Every organization will evolve over time. In fact, it is a positive sign that it is changing to keep pace with their market. At the same time, it challenges the very identity of the business or organization and the competencies it offers.

The short answer to my client’s question is that, if it is misrepresenting you, then it should be changed.

The long-form answer is that it’s not that simple, it’s a balancing act. You need to consider whether you really want to increase business in the new, non-core field. If the original area of competence is where you want to stay focused, then stick with it in your marketing. Stay focused, competent and confident with what you do. Don’t let opportunities in these other areas distract you from your goals. Any work you land outside that core competence should be considered gravy. Don’t lose sleep worrying about lost business in areas that are not part of your core competence.

However, if you want to grow in these other areas, embrace it completely. In other words, make it a strategic decision.

That means you must change your marketing appropriately. Your marketing should always be designed to attract the kind of clients you want to have – the ones that make you profitable and fire the passion that keeps you going every day – not necessarily the kind of clients you actually have. See the difference?

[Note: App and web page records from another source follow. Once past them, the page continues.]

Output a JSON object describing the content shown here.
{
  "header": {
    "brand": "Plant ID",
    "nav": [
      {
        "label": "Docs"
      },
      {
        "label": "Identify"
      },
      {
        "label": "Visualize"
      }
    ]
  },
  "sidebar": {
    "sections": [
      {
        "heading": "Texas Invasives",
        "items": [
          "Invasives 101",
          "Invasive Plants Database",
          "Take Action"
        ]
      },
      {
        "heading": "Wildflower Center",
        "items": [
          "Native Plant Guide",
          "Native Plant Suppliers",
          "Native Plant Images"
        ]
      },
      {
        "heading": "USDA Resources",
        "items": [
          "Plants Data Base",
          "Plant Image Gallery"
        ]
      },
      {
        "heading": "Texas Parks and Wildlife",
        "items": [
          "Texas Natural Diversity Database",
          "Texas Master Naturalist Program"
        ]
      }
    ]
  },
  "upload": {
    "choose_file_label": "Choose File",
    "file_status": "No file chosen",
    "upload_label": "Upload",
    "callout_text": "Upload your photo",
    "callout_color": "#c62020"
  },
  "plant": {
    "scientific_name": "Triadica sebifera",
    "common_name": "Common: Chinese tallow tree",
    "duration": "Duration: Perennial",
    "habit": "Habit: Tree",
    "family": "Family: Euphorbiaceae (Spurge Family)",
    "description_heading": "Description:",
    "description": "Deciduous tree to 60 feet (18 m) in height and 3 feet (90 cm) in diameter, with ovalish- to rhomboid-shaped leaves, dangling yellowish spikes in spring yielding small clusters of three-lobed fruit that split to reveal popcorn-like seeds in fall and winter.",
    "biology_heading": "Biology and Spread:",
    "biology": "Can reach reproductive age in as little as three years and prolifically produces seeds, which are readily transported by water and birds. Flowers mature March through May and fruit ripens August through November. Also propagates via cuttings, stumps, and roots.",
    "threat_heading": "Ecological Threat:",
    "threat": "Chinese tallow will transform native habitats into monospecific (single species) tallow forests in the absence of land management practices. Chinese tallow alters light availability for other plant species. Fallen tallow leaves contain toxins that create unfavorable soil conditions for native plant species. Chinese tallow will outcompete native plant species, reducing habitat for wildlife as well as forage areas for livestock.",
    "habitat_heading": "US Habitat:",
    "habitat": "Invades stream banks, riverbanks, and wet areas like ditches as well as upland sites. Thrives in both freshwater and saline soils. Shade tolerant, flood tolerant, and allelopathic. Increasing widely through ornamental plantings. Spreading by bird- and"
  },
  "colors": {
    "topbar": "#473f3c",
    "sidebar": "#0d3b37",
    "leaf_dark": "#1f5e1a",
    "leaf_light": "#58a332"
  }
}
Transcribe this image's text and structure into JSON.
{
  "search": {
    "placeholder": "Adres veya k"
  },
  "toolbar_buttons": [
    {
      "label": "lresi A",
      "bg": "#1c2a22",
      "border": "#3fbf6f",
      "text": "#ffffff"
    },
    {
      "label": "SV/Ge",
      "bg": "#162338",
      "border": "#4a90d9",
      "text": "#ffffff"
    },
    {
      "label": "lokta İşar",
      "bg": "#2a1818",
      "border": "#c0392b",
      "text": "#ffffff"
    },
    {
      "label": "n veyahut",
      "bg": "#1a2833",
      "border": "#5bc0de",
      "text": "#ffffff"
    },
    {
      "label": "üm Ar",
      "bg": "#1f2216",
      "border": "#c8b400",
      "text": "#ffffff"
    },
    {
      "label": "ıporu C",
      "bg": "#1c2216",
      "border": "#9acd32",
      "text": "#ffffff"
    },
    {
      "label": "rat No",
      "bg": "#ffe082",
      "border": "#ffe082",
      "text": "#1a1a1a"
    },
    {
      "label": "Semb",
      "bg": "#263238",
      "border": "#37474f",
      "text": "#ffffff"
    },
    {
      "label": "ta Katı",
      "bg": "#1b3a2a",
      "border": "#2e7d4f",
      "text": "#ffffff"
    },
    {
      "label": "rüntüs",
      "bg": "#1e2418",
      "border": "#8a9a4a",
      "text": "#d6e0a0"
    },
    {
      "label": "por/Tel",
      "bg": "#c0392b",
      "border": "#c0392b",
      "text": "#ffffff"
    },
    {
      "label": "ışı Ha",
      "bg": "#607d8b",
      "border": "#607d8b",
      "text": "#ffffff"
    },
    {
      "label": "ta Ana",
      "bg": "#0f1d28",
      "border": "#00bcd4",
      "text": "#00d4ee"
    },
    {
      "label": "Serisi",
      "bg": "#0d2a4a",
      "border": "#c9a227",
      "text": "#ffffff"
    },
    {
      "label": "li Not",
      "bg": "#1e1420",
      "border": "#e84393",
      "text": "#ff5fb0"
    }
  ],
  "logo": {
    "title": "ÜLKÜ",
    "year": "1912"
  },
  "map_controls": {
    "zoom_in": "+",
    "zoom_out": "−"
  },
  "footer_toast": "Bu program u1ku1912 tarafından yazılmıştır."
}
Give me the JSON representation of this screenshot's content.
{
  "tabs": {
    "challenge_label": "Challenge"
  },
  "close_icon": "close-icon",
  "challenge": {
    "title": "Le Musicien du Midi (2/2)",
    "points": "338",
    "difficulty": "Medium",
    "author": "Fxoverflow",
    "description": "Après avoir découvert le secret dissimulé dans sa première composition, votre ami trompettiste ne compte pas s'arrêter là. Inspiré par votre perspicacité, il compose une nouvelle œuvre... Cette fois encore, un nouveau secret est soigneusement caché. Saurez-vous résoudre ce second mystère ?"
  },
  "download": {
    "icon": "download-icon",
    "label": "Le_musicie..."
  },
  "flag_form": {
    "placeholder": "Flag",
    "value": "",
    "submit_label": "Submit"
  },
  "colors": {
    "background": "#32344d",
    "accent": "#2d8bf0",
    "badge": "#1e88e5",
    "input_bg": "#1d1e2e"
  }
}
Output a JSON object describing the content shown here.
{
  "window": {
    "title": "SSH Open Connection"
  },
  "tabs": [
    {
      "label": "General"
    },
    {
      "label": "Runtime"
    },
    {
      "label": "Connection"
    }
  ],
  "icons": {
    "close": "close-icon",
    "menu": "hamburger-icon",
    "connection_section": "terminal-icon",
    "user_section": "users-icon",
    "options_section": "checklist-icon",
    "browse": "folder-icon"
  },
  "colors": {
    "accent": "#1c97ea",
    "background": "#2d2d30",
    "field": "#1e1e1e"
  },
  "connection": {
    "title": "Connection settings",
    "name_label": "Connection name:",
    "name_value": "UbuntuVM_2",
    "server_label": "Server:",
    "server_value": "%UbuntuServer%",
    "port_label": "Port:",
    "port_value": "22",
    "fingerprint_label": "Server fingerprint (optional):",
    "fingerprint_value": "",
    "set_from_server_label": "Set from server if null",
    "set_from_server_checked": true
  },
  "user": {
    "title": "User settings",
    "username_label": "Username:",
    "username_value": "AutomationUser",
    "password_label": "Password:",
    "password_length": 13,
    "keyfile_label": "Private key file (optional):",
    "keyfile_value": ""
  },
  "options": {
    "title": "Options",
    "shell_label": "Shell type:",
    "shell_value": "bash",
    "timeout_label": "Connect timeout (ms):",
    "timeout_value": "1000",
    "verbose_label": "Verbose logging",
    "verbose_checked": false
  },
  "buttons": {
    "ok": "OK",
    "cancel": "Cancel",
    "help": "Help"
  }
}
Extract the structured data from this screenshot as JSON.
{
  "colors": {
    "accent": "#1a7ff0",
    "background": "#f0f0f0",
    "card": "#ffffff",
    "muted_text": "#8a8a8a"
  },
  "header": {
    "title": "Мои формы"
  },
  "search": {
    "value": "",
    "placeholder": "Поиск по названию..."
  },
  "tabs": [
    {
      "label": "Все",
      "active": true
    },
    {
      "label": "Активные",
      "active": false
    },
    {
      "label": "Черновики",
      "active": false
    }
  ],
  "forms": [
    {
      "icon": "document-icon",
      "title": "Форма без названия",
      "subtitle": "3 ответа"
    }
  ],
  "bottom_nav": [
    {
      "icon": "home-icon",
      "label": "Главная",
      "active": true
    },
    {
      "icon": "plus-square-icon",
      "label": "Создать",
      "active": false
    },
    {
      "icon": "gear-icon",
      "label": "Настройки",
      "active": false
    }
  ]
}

If you do decide to branch out, you might not be able to just tack the new offering on to your list of services or products. People want to be clear about what you do or sell so they know when to call. If your marketing is too vague, complicated or conflicting, they no longer know. A long laundry list of what you do is also not good, since it makes the prospect have to work too hard to figure out if your business is a good fit. Think of what common threads there are with everything you offer. That may be the terminology you adopt. But, be careful, go for a description that everybody clearly understands. Poetic phrasing or jargon will add to the confusion, not clear it up.

What do you think? Do you have a personal experience to share? Join the conversation and leave a comment.